  const DemoLocalizationsDelegate();

  @override
  bool isSupported(Locale locale) => ['en', 'es'].contains(locale.languageCode);

  @override
  Future<DemoLocalizations> load(Locale locale) {
    // Returning a SynchronousFuture here because an async "load" operation
    // isn't needed to produce an instance of DemoLocalizations.
    return SynchronousFuture<DemoLocalizations>(DemoLocalizations(locale));
  }

  @override
  bool shouldReload(DemoLocalizationsDelegate old) => false;
}

Using the Dart intl tools

Before building an API using the Dart intl package you’ll want to review the intl package’s documentation. Here’s a summary of the process for localizing an app that depends on the intl package.

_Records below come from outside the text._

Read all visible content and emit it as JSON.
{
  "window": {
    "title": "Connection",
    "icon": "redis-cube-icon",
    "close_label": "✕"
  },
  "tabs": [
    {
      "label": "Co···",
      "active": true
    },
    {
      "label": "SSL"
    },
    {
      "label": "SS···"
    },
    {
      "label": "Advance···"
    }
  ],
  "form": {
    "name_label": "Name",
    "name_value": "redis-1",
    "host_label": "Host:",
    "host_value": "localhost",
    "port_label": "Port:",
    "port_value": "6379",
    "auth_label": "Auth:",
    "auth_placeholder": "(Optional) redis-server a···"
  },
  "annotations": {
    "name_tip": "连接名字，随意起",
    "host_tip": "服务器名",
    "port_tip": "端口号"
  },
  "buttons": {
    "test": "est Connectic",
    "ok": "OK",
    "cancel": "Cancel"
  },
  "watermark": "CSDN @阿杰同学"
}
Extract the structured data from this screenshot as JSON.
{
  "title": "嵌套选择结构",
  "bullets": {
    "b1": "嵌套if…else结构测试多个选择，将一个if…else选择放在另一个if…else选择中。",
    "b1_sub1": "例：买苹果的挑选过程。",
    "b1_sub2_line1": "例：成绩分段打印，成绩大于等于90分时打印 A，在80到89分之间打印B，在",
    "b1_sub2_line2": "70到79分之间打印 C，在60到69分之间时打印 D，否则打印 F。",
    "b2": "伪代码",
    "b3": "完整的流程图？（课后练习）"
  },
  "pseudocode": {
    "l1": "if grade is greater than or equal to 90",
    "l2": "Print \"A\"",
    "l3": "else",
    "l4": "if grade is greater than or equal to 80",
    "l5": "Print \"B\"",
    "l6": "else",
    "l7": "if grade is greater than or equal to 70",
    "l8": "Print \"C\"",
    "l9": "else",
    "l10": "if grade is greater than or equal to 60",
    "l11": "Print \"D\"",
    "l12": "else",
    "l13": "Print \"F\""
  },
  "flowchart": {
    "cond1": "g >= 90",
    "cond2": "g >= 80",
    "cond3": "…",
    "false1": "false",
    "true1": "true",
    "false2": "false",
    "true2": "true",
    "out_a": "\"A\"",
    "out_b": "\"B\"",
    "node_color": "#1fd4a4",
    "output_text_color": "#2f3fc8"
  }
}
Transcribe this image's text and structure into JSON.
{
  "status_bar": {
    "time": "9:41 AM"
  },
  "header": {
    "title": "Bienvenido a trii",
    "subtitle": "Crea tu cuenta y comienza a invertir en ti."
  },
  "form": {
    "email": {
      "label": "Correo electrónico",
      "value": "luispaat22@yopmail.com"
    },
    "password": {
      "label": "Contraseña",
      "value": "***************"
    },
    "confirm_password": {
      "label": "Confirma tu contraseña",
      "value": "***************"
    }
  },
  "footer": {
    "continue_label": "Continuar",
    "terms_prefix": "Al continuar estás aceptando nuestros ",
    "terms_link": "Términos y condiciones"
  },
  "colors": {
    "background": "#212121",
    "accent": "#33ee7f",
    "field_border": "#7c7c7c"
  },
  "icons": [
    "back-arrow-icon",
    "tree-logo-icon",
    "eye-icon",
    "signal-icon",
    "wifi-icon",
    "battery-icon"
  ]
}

The demo app depends on a generated source file called l10n/messages_all.dart, which defines all of the localizable strings used by the app.

Rebuilding l10n/messages_all.dart requires two steps.

  1. With the app’s root directory as the current directory, generate l10n/intl_messages.arb from lib/main.dart:

    $ flutter pub run intl_translation:extract_to_arb --output-dir=lib/l10n lib/main.dart
    

    The intl_messages.arb file is a JSON format map with one entry for each Intl.message() function defined in main.dart. This file serves as a template for the English and Spanish translations, intl_en.arb and intl_es.arb. These translations are created by you, the developer.

  2. With the app’s root directory as the current directory, generate intl_messages_<locale>.dart for each intl_<locale>.arb file and intl_messages_all.dart, which imports all of the messages files:

    $ flutter pub run intl_translation:generate_from_arb \
        --output-dir=lib/l10n --no-use-deferred-loading \
        lib/main.dart lib/l10n/intl_*.arb
    

    Windows does not support file name wildcarding. Instead, list the .arb files that were generated by the intl_translation:extract_to_arb command.

    $ flutter pub run intl_translation:generate_from_arb \
        --output-dir=lib/l10n --no-use-deferred-loading \
        lib/main.dart \
        lib/l10n/intl_en.arb lib/l10n/intl_fr.arb lib/l10n/intl_messages.arb
    

    The DemoLocalizations class uses the generated initializeMessages() function (defined in intl_messages_all.dart) to load the localized messages and Intl.message() to look them up.